By Kaylie Tiessen, Unifor Research Department
In early February, Canada’s jobs report led with some attention grabbing numbers. A deep dive into the data shows that while the headline numbers might be alarming, the overall picture is one of strength. Canada’s labour market is performing well and has been for the past year – there is so much more worth paying attention to than the headlines are designed to portray.
Monthly data are volatile
It is important to keep in mind that the labour force survey, the survey that collects the jobs report data, produces fairly volatile results on a monthly basis. And while the numbers are indicators of what may be happening in the labour market, one month of data does not make a trend.
January numbers reported that Canada lost 88,000 jobs in one month, but the year-over-year data show that January job growth was higher than any month in 2014, 2015 or 2016.
What’s more pertinent than the monthly numbers is a look at what has happened in the labour market in the last 12 months.
Employment gains strongest in higher minimum wage provinces
Year-over-year, Canada saw a 1.6 per cent increase in employment, including a 3.5 per cent reduction in part-time work and a 2.8 per cent increase in full-time work. Eight out of 10 provinces (B.C. and P.E.I. being the exceptions) showed a similar trend. Alberta, the province with the highest 2017 minimum wage, saw the largest decline in part-time work (-9.7 per cent) and the largest increase in full-time work (five per cent).
Average hours worked is on a strong upward trajectory
Not only are there more jobs since January 2017, but average hours worked is growing as well. Year-over-year average hours worked increased by 0.8 per cent in January 2018. As workers move from part-time jobs to full-time jobs this number tends to move accordingly.
Average wage growth showing strong year-over-year gains

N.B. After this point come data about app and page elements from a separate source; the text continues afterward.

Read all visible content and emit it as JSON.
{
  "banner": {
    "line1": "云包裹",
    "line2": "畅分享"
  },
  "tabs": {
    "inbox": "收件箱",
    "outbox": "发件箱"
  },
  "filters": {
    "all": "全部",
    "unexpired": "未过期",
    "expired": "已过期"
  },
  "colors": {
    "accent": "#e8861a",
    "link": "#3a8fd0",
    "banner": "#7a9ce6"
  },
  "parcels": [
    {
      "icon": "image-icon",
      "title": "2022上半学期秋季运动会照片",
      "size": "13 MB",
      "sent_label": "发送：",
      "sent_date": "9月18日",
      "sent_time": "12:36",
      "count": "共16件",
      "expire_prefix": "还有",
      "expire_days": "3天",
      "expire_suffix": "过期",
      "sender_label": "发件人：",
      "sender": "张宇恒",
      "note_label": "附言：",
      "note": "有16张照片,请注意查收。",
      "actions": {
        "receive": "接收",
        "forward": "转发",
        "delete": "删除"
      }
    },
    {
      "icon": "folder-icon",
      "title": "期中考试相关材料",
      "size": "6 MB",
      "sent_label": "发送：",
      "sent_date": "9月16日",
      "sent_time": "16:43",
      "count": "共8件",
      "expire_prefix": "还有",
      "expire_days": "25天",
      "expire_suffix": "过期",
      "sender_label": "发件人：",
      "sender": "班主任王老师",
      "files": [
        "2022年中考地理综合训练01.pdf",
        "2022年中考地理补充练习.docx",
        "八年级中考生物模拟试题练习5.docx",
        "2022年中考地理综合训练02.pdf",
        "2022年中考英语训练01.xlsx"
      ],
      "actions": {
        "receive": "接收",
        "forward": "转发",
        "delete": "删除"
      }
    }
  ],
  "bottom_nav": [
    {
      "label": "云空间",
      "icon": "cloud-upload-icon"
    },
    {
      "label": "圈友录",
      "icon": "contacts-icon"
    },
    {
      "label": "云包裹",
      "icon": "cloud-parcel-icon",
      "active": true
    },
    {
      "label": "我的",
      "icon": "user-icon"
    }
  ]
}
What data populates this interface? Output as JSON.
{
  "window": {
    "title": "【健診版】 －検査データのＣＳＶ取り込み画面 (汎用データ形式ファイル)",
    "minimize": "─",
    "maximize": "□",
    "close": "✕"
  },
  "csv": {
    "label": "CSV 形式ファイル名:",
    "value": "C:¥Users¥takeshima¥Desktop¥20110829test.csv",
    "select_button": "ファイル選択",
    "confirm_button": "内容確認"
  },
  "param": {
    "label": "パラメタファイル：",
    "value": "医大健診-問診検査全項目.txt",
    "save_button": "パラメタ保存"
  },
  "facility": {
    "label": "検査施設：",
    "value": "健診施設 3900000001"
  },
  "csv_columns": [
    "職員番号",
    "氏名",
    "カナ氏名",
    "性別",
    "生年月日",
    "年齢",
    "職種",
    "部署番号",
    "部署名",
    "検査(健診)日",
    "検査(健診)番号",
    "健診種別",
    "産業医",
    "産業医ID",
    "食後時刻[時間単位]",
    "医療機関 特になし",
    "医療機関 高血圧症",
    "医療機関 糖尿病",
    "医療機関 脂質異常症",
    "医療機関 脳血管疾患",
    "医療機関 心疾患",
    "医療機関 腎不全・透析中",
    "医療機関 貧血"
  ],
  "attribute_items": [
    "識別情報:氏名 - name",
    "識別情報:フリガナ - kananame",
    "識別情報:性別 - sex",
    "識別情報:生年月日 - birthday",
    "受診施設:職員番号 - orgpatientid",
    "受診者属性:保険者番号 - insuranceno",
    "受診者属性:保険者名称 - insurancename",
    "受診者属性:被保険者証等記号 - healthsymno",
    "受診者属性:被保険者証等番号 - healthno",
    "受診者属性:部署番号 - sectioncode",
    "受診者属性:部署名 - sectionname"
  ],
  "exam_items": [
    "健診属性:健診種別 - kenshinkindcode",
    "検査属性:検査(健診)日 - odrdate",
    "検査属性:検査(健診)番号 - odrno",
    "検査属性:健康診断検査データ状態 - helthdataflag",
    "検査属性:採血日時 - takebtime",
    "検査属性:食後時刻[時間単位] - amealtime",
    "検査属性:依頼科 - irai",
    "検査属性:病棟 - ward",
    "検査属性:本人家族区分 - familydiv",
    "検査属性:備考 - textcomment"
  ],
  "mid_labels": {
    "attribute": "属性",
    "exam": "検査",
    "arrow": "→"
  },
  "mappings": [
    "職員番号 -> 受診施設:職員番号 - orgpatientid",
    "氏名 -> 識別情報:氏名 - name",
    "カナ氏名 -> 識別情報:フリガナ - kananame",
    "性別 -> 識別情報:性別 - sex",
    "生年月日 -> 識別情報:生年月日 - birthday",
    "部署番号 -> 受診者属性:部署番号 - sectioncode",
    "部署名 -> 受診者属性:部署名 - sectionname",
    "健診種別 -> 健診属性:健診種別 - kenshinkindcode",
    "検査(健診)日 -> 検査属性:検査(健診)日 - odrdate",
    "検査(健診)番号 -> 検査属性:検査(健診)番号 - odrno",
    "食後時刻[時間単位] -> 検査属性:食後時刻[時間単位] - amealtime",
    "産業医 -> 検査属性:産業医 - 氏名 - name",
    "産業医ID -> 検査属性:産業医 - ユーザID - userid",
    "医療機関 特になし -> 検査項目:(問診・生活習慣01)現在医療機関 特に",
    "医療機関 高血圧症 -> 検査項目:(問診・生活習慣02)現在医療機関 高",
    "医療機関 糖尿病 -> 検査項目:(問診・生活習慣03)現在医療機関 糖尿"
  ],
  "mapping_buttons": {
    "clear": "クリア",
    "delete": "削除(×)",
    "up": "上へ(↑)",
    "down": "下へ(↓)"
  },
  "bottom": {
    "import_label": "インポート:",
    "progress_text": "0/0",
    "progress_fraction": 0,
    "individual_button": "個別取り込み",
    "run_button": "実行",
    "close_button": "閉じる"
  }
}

Average hourly pay grew by 3.3 per cent between January 2017 and 2018. This measure takes into account workers in all industries and all employee types from new entrants to managers. The strong upswing in the last eight months does not reverse the weak wage growth Canadian workers have seen over the last decade, but does suggest the possibility that there is light at the end of the tunnel.
Trend to watch: median wages in low wage sectors
Generally, median wages tend to grow at a slightly slower rate than average wages. In January two low-wage industries, agriculture and accommodation and food services, bucked that trend. Year-over-year the median wage in accommodation and food services grew by 14 per cent to $14 an hour. The median wage in agriculture grew by nine per cent reaching $18/ hour in the same time period. This is a trend to keep an eye on as minimum wage increases continue to roll out across the country.
Strong, positive trends in Canada’s labour market
Canada’s labour market has been on a strong, positive trend for the past 12 months. Last week’s jobs numbers, through certainly alarming on the surface, do not provide enough information to say whether or not the trend has changed or if the monthly numbers are a continuation of the same volatility that is always present in the labour force survey.
A longer version of this article can be accessed at behindthenumbers.ca. Kaylie Tiessen is a national representative in Unifor’s Research Department.